Techniques and Styles in Weaving
There is a wide range of techniques and styles in homespun fabric weaving. From plain weave to intricate tapestry designs, each technique offers a unique way to create different patterns and textures. Exploring the various techniques and styles in weaving opens up a world of creative possibilities.
The Aesthetics of Homespun Fabric
Homespun fabric possesses a distinct beauty that sets it apart from machine-made textiles. It is the imperfections and unique characteristics of these fabrics that make them truly special and appealing.
Unique Characteristics of Homespun Fabric
Every piece of homespun fabric is unique, thanks to the inherent irregularities that come from the handweaving process. These irregularities, such as variations in texture and slight color variations, contribute to the charm and character of each textile. Embracing these unique characteristics is part of the allure of homespun fabric.

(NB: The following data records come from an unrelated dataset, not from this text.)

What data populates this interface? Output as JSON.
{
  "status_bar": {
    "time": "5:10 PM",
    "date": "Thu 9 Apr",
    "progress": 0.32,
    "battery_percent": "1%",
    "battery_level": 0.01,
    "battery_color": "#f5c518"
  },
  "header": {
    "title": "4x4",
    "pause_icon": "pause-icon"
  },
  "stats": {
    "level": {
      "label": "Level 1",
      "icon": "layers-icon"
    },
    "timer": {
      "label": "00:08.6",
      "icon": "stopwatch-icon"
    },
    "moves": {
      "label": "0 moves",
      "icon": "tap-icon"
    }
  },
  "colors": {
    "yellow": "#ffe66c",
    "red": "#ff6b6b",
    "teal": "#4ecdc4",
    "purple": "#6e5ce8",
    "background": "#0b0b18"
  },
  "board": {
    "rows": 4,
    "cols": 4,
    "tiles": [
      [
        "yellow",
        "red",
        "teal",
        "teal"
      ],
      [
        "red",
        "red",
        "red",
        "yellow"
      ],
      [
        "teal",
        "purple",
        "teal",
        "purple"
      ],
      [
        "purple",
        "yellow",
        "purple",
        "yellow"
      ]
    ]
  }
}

The Beauty of Imperfections in Homespun Weaving
In a world filled with mass-produced goods, the beauty of imperfections stands out. Homespun fabric weaving celebrates the idea that every flaw tells a story and represents the human touch. The irregularities in homespun fabrics remind us of the value of craftsmanship and the beauty found in the imperfect.
Preserving the Art of Homespun Fabric Weaving
As modernization and globalization continue to shape our world, it is crucial to preserve the art of homespun fabric weaving. Artisans play a vital role in keeping this tradition alive, ensuring that future generations can continue to appreciate the beauty and cultural significance of homespun textiles.
The Role of Artisans in Keeping the Tradition Alive
Artisans are the custodians of homespun fabric weaving, passing on their knowledge and skills to future generations. Through their dedication and expertise, they keep the tradition alive by creating exquisite textiles and nurturing a sense of cultural identity. Supporting these artisans is essential in sustaining the legacy of homespun fabric weaving.
The Future of Homespun Weaving in the Modern World
Homespun fabric weaving is not confined to the past; it has a place in the modern world. As more people seek authentic and sustainable alternatives, the demand for handwoven textiles continues to grow. The future of homespun weaving lies in its ability to adapt and find new avenues of expression while remaining rooted in tradition.
Through its history, cultural significance, intricate processes, and unique aesthetics, homespun fabric weaving continues to captivate admirers around the world. By appreciating the heritage threads of this ancient craft, we honor the artisans who have dedicated their lives to preserving this art form and ensure its enduring legacy.